Task goal: Copy every line in the records below that contains the word "icon".
####################
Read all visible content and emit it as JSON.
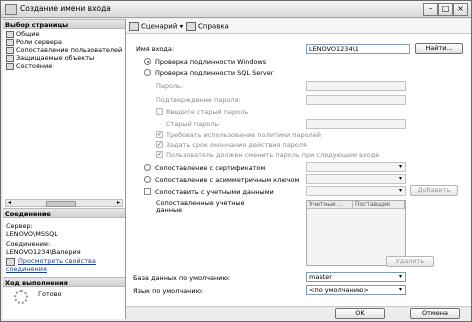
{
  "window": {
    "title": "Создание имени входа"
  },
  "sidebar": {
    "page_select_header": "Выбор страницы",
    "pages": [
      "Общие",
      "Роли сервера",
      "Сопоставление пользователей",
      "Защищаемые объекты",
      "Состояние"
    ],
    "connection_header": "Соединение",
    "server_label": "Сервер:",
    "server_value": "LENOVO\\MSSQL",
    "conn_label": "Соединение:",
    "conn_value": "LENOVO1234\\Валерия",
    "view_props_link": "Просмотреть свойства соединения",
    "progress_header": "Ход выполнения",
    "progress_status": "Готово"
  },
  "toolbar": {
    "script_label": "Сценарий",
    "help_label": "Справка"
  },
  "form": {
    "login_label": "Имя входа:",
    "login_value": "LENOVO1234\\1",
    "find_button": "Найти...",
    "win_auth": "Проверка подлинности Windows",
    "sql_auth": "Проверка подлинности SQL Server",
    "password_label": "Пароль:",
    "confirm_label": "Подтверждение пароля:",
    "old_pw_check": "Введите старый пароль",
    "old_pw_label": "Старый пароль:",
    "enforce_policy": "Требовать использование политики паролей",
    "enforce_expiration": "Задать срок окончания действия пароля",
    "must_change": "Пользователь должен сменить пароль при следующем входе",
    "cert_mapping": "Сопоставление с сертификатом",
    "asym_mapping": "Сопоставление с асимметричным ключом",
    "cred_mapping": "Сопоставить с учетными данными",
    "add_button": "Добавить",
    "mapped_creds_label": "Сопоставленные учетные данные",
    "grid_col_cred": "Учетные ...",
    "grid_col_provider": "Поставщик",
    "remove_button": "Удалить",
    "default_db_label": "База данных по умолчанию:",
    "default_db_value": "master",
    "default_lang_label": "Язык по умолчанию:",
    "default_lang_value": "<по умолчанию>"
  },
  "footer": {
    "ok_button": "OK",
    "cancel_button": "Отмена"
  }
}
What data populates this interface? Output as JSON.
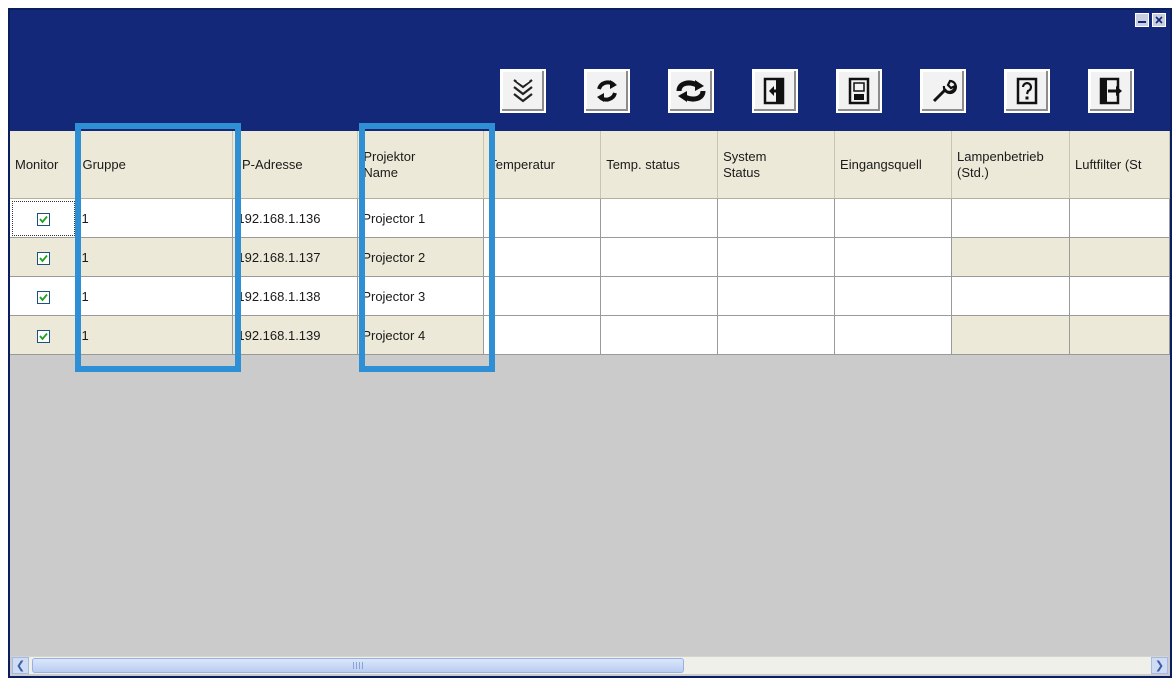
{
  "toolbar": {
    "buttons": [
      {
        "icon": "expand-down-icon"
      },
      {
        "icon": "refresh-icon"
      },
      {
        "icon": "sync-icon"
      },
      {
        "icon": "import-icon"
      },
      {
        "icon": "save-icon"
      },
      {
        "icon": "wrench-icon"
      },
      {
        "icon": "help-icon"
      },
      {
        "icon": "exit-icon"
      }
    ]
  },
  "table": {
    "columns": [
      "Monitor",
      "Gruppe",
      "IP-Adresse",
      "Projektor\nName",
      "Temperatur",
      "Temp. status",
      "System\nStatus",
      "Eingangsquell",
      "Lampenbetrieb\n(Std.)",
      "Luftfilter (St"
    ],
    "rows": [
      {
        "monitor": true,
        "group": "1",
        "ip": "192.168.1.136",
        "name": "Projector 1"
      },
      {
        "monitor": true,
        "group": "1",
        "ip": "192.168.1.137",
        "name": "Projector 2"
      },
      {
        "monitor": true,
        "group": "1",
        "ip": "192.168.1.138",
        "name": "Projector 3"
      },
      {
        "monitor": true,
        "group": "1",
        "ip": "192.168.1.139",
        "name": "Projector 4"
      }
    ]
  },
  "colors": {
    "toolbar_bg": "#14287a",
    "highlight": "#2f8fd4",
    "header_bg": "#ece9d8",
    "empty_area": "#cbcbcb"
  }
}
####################
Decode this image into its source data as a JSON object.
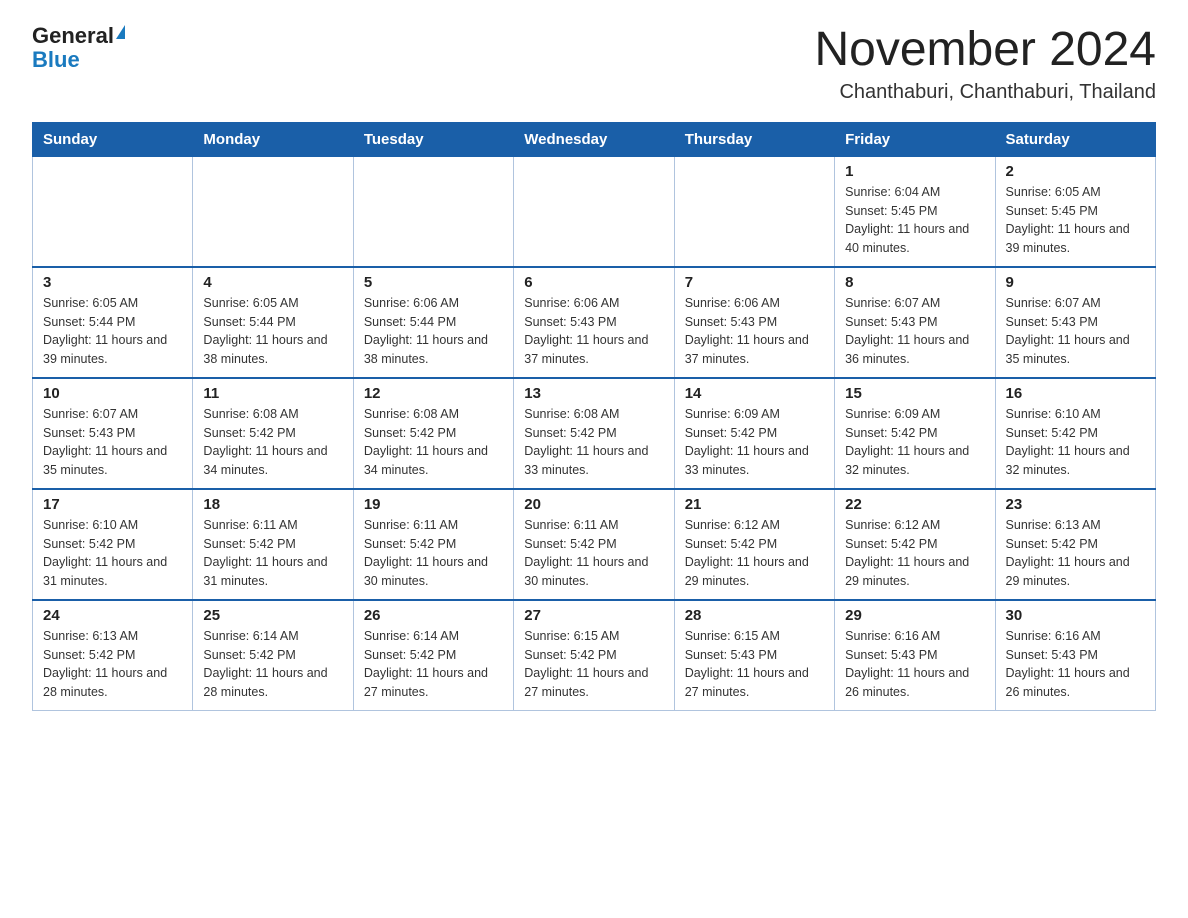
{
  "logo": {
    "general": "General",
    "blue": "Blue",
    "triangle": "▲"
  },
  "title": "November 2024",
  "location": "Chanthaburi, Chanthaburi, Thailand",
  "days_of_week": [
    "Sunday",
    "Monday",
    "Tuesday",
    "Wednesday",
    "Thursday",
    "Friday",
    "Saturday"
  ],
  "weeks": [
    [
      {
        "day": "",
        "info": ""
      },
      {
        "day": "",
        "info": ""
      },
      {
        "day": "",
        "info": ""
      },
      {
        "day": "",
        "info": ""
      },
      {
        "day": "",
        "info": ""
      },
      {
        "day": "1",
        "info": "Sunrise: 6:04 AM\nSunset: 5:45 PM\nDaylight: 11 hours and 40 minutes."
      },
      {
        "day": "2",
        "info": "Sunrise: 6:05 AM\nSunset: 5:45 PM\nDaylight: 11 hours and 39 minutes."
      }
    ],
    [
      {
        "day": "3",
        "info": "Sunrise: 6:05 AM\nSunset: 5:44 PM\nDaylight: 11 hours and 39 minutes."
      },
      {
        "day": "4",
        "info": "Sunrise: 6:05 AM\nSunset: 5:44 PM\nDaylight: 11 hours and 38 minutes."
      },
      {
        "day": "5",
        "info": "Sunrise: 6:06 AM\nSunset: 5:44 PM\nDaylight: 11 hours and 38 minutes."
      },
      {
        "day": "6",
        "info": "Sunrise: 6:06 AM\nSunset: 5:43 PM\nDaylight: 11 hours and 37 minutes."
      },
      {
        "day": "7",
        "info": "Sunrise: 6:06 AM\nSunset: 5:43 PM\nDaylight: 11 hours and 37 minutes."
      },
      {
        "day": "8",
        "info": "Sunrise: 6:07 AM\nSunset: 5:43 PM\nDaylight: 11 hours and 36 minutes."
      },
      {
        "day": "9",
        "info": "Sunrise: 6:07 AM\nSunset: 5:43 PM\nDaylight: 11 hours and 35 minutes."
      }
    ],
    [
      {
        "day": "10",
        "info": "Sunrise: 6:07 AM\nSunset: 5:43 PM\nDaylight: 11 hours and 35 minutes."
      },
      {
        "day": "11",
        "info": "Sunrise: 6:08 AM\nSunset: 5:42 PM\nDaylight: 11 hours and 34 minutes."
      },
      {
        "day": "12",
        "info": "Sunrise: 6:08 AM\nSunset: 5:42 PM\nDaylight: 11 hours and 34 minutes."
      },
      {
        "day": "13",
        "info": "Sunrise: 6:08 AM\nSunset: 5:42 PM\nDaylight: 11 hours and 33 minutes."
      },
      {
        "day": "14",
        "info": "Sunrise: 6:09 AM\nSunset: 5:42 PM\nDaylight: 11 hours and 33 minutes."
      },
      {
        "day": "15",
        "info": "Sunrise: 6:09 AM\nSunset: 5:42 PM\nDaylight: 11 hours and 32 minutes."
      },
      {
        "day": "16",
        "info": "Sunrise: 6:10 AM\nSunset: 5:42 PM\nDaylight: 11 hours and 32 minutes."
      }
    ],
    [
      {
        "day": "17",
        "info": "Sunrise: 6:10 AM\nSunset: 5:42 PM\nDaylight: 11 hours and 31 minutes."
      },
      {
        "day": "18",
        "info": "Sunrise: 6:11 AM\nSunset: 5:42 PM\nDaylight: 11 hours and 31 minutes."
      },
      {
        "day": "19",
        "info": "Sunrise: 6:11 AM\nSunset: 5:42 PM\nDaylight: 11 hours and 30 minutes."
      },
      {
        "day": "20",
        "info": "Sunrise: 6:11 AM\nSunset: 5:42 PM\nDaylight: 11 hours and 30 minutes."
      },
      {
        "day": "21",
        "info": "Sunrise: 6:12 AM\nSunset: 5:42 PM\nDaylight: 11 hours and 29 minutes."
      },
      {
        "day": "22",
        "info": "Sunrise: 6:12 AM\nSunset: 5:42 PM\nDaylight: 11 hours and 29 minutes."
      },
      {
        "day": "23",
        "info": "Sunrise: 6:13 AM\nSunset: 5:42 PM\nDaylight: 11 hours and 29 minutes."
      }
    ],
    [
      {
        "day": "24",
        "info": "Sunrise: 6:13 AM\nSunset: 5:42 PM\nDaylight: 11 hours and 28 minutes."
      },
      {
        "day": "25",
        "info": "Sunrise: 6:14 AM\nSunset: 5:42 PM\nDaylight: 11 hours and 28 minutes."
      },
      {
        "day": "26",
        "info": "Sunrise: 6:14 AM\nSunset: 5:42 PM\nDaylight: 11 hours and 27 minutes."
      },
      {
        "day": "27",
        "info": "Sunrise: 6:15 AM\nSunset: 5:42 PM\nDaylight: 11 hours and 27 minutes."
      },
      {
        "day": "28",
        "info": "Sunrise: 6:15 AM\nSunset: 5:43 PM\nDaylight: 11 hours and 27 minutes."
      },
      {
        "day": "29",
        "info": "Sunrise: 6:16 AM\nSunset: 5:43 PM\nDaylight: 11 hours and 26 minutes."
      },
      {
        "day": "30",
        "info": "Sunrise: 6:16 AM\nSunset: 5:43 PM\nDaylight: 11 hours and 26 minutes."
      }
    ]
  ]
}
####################
Answer:
        "icon": "expand-down-icon"
        "icon": "refresh-icon"
        "icon": "sync-icon"
        "icon": "import-icon"
        "icon": "save-icon"
        "icon": "wrench-icon"
        "icon": "help-icon"
        "icon": "exit-icon"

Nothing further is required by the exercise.